- _YOUR GOAL_
A single figure is the whole answer: the number of lines in the entries that contain "image".

Excerpts from a dataset:

== == ==

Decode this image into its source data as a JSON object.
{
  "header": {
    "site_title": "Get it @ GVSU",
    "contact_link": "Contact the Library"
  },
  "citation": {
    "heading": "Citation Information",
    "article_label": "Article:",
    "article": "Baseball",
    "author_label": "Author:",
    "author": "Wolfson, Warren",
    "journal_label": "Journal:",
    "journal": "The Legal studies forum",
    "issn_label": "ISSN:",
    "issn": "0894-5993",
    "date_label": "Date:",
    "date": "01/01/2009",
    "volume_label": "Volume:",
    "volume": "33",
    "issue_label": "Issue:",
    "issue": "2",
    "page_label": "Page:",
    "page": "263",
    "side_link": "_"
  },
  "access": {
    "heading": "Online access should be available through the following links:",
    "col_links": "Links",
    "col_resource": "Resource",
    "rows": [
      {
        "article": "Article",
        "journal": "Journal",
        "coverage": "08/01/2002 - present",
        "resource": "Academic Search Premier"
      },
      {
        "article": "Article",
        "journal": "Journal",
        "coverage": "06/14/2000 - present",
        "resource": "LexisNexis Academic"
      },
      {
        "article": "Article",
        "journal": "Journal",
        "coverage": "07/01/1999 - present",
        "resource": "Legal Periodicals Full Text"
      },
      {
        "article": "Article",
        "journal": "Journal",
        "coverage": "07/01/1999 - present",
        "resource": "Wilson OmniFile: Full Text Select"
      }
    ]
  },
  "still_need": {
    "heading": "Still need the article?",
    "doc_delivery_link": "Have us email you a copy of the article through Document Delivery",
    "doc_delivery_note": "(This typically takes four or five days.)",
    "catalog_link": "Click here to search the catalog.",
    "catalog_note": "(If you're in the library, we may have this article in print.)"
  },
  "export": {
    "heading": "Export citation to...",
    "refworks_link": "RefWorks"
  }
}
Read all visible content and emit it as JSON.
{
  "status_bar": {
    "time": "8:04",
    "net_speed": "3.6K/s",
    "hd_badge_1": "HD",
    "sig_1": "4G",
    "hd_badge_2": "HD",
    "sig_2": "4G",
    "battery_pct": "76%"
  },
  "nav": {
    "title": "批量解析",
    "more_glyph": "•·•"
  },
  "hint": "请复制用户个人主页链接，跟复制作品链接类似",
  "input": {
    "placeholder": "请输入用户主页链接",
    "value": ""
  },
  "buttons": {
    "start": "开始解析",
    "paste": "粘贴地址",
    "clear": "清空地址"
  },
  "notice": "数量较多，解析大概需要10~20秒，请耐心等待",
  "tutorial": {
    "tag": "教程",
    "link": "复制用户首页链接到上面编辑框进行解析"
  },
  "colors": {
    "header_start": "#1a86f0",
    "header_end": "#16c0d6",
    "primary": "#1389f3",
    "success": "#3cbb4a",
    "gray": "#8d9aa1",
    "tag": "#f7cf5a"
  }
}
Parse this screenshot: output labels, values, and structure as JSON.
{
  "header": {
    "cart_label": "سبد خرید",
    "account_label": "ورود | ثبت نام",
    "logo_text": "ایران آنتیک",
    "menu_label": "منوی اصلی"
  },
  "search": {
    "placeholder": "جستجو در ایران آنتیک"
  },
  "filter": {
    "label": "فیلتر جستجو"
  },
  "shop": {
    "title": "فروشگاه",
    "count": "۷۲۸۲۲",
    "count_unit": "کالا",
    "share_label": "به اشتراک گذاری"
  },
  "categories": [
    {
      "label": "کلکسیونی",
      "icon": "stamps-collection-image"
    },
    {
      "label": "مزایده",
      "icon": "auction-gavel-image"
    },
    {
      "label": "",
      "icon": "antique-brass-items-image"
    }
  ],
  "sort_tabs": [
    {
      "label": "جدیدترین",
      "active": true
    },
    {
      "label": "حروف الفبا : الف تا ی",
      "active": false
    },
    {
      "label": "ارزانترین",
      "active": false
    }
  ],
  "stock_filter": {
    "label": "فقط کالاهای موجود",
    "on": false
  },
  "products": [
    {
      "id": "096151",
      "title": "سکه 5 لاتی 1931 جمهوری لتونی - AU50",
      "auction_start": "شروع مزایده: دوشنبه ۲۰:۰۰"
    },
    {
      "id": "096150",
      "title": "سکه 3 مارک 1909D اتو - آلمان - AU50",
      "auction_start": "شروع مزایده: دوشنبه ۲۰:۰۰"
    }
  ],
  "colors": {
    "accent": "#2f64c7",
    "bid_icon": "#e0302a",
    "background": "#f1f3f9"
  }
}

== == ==

- _SOLUTION BELOW_
4